Sacred remains of a medieval Georgian regent tortured in Persia for her faith will be returned to the country for exhibitions and pilgrimage after successful conclusion of talks between cultural agencies of Georgia and India this week.
Remains of the 17th century Queen Ketevan will go on display at museum and religious venues and will be on public view for history enthusiasts and the faithful for six months.
An announcement by the Ministry of Culture and Monument Protection of Georgia revealed the news earlier today, but did not specify when the occasion would take place.
A Georgian-based replica of a panoramic display of the torture of Queen Ketevan from the Convento da Graca Church in Portugal’s capital Lisbon. Photo: Embassy of Georgia in Portugal.
The queen's remains will go on display at the Georgian National Museum as well as the Holy Trinity Cathedral in Tbilisi and Orthodox Church eparchies across the country.
While museum-goers and church followers visit the venues hosting the remains, an international conference will bring together historians and experts from cultural agencies to discuss research and conservation efforts related to the legacy of the queen.
Known as Ketevan the Martyr after she was posthumously canonised by Patriarch Zachary of Georgia in the 17th century, the queen was tortured and killed in the Persian city of Shiraz in 1624 at the hands of Shah Abbas I of Persia.
She ended up in Persian captivity in 1614 after embarking on the trip to negotiate with the shah before surrendering herself in a bid to prevent an imminent Persian invasion of the East Georgian Kingdom of Kakheti.
She was tortured and killed after refusing to renounce her Christian faith and convert to Islam while in captivity. The torture was witnessed and documented by Catholic missionaries from Portugal, who later secretly excavated her body and transferred it to an Augustine monastery in Isfahan.
Later some of the regent's remains were brought to Georgia, where they were preserved at the Alaverdi Cathedral until 1723, when they were lost.
Some of the other remains ended up in a Church of St. Augustine in Goa, India, as well as in Vatican and Belgium.
The 1624 torture of the queen represents a significant historical event for Christianity and the Georgian Orthodox Church. Photo: Embassy of Georgia in Portugal.
Following the collapse of the Goa church in the 19th century, the remains preserved there went missing until 2013, when the magazine Archaeology released information on unidentified remains found among the ruins of the monastery.
The magazine said a DNA analysis of bones discovered in the location showed the remains indicated a Georgian origin, thereby linking them to Queen Ketevan.
The talks on transporting the queen's remains to Georgia have involved efforts from the National Agency for Cultural Heritage Preservation of Georgia.
The agency has also been involved in a restoration of a historical panoramic tile panel, depicting the 1624 torture of the queen in Persia and preserved at the Convento da Graca Church in Portugal’s capital Lisbon.
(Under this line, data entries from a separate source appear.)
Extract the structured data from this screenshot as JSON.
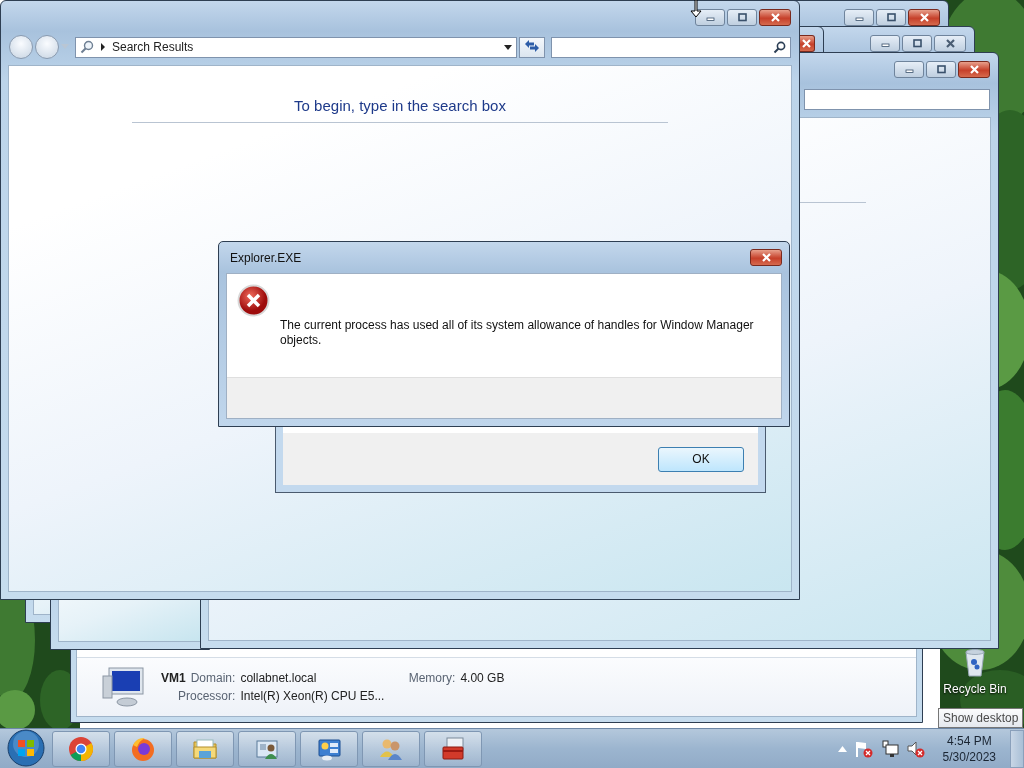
{
  "main_window": {
    "address": "Search Results",
    "message": "To begin, type in the search box"
  },
  "computer_window": {
    "computer_name": "VM1",
    "details": [
      {
        "label": "Domain:",
        "value": "collabnet.local"
      },
      {
        "label": "Memory:",
        "value": "4.00 GB"
      },
      {
        "label": "Processor:",
        "value": "Intel(R) Xeon(R) CPU E5..."
      }
    ]
  },
  "dialog_behind": {
    "buttons": [
      "OK"
    ]
  },
  "error_dialog": {
    "title": "Explorer.EXE",
    "message": "The current process has used all of its system allowance of handles for Window Manager objects."
  },
  "desktop_icons": [
    {
      "label": "Recycle Bin"
    }
  ],
  "tooltip": "Show desktop",
  "taskbar": {
    "clock": {
      "time": "4:54 PM",
      "date": "5/30/2023"
    }
  }
}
Created by Portuguese experts in the late 17th Century using faience and porcelain tiles, the panoramic display was commissioned by the Catholic Church and later discovered in Lisbon by Georgian scientists and religious figures.
The National Agency for Cultural Heritage Preservation of Georgia supported the restoration of the panoramic tile panel in 2015, while a replica was created and transported to Georgia.